Remember dual trading? That's the practice, commonplace in the capital markets, whereby brokers trade for their own accounts while also handling customer orders. It's also either: (a) an invitation for traders to make a nefarious buck by trading in advance of customer orders or (b) a vital contributor to liquidity in the marketplace. Hint: It does help liquidity--in the bank accounts of rogue traders.
It's not that dual trading is inherently wrong but rather that dual traders may be too easily tempted to take advantage of their customers. And it wasn't too long ago that the Chicago Mercantile Exchange agreed. The Merc banned the practice just this past May, in the wake of a government sting operation in Chicago's commodities pits. Bowing before the political firestorm that followed the indictment of 48 commodities traders in mid-1989, and with 34 of them found guilty by early '91, the Merc prohibited most forms of dual trading even as the rival Chicago Board of Trade did nothing. This move was often cited by Merc officials as proof of their fealty to ethics and fair dealing.
RESTLESS. And the Merc was justified in congratulating itself for the ban, because dual trading can spawn a host of abuses. Some brokers can't resist the temptation to illicitly make money by slipping in a personal trade just before executing a big customer order. Others illegally tip off nearby traders to their incoming order flow and, in return, get a favorable price on a subsequent trade. And dual trading enables unscrupulous brokers to steal profits from their customers by diverting the most lucrative trades to their own accounts, leaving their customers with less profitable transactions. Such activities were revealed in the government's four-year investigation of the commodities markets.
Now, less than a year after the ban took effect, some Merc brokers are agitating for a return to the old days. Some 500, of a total of 2,700 floor traders, have signed a petition requesting that the Merc lift the ban on dual trading. The Merc's board is set to deliberate the matter at a February meeting.
This is no mere intramural squabble but rather a test of the adequacy of self-regulation in the commodities business. The dual-trading prohibition was put into place to appease Congress, which was displeased by the investigation's findings. But Capitol Hill has moved on to other crises, leaving the Merc to police itself. Indeed, reviving dual trading may well arouse the suspicions of legislators and regulators who believe the Chicago exchanges never took to heart the main lesson of the trading scandal: that the pits are vulnerable to a variety of trading abuses.The Merc's chairman, John F. Sandner, is neutral in the latest debate on the issue, but he feels that the exchange is being held to a too lofty standard. After all, he notes, dual trading is commonplace on stock exchanges, in the over-the-counter market-maker system, and in almost all capital markets. "Our institution is being measured against utopia," Sandner complains. "When you're measured against utopia, you fall short."

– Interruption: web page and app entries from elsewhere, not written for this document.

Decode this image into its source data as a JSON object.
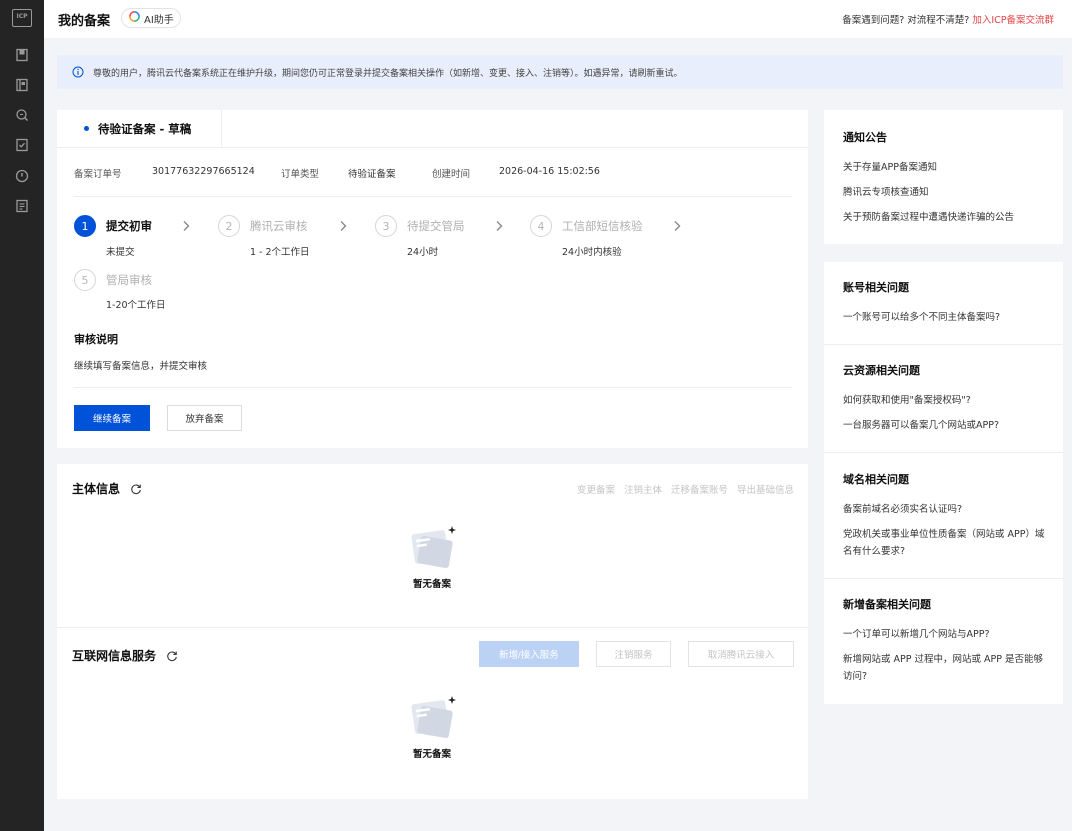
{
  "sidebar": {
    "logo": "ICP",
    "icons": [
      "bookmark-icon",
      "book-icon",
      "search-doc-icon",
      "check-icon",
      "clock-icon",
      "document-icon"
    ]
  },
  "header": {
    "title": "我的备案",
    "ai_label": "AI助手",
    "help_text": "备案遇到问题? 对流程不清楚?",
    "help_link": "加入ICP备案交流群"
  },
  "notice": {
    "text": "尊敬的用户，腾讯云代备案系统正在维护升级，期间您仍可正常登录并提交备案相关操作（如新增、变更、接入、注销等）。如遇异常，请刷新重试。"
  },
  "status_card": {
    "tab_label": "待验证备案 - 草稿",
    "meta": {
      "order_no_label": "备案订单号",
      "order_no": "30177632297665124",
      "order_type_label": "订单类型",
      "order_type": "待验证备案",
      "created_label": "创建时间",
      "created_time": "2026-04-16 15:02:56"
    },
    "steps": [
      {
        "num": "1",
        "label": "提交初审",
        "sub": "未提交"
      },
      {
        "num": "2",
        "label": "腾讯云审核",
        "sub": "1 - 2个工作日"
      },
      {
        "num": "3",
        "label": "待提交管局",
        "sub": "24小时"
      },
      {
        "num": "4",
        "label": "工信部短信核验",
        "sub": "24小时内核验"
      },
      {
        "num": "5",
        "label": "管局审核",
        "sub": "1-20个工作日"
      }
    ],
    "review_title": "审核说明",
    "review_text": "继续填写备案信息，并提交审核",
    "continue_btn": "继续备案",
    "abandon_btn": "放弃备案"
  },
  "subject_info": {
    "title": "主体信息",
    "links": [
      "变更备案",
      "注销主体",
      "迁移备案账号",
      "导出基础信息"
    ],
    "empty_text": "暂无备案"
  },
  "internet_service": {
    "title": "互联网信息服务",
    "btn_add": "新增/接入服务",
    "btn_cancel": "注销服务",
    "btn_cancel_access": "取消腾讯云接入",
    "empty_text": "暂无备案"
  },
  "right_panel": {
    "notice": {
      "title": "通知公告",
      "items": [
        "关于存量APP备案通知",
        "腾讯云专项核查通知",
        "关于预防备案过程中遭遇快递诈骗的公告"
      ]
    },
    "account": {
      "title": "账号相关问题",
      "items": [
        "一个账号可以给多个不同主体备案吗?"
      ]
    },
    "cloud": {
      "title": "云资源相关问题",
      "items": [
        "如何获取和使用\"备案授权码\"?",
        "一台服务器可以备案几个网站或APP?"
      ]
    },
    "domain": {
      "title": "域名相关问题",
      "items": [
        "备案前域名必须实名认证吗?",
        "党政机关或事业单位性质备案（网站或 APP）域名有什么要求?"
      ]
    },
    "new_filing": {
      "title": "新增备案相关问题",
      "items": [
        "一个订单可以新增几个网站与APP?",
        "新增网站或 APP 过程中，网站或 APP 是否能够访问?"
      ]
    }
  }
}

The "nobody's perfect" justification offers little solace to victims of unscrupulous brokers. And the claim that "everybody does it" is unconvincing in light of dual-trading chicanery in other markets, such as the Milken/Drexel manipulation of the junk-bond markets or Salomon Brothers Inc.'s overbidding for government securities. And let's not forget the penny-stock ripoffs that are another manifestation of dual trading run amok.
`TWO MASTERS.' From the customer standpoint, the value of the dual-trading ban has never been in doubt. "You can't serve two masters," says William Rafter, a former floor trader, now a futures-fund manager with Prism Asset Management of New York. Others note that the open-outcry system in the pits makes dual-trading abuses hard to detect. Says John A. Wing, chairman of Chicago Corp.: "They would have to have a lot better audit-trail system before I would be satisfied with dual trading."
In fact, the Merc points out that a better audit system is under development, one that would catch any abuse of dual trading if the practice is reinstated. The Chicago exchanges are putting the finishing touches on handheld, computerized trading cards that would track trades on a real-time basis. The new audit system is indeed promising, but it should be put into operation and proven effective before a revival of dual trading is considered.
Putting aside the issue of whether dual-trading abuses exist or can be detected, there is one overriding concern: Why do it? Why lift the ban? Brokers argue that dual trading makes markets more liquid by making everybody in the pits a potential trader. But despite the dual-trading ban, the Merc last year turned in record volume. Customers have no problem getting orders filled. And seat prices of $550,000 are near the high point set just before the 1987 stock market crash. The market has assessed the dual-trading ban--and decided that the new system works. If the Merc fails to reach the same conclusion, it will be a triumph of greed over not only ethics but just plain common sense.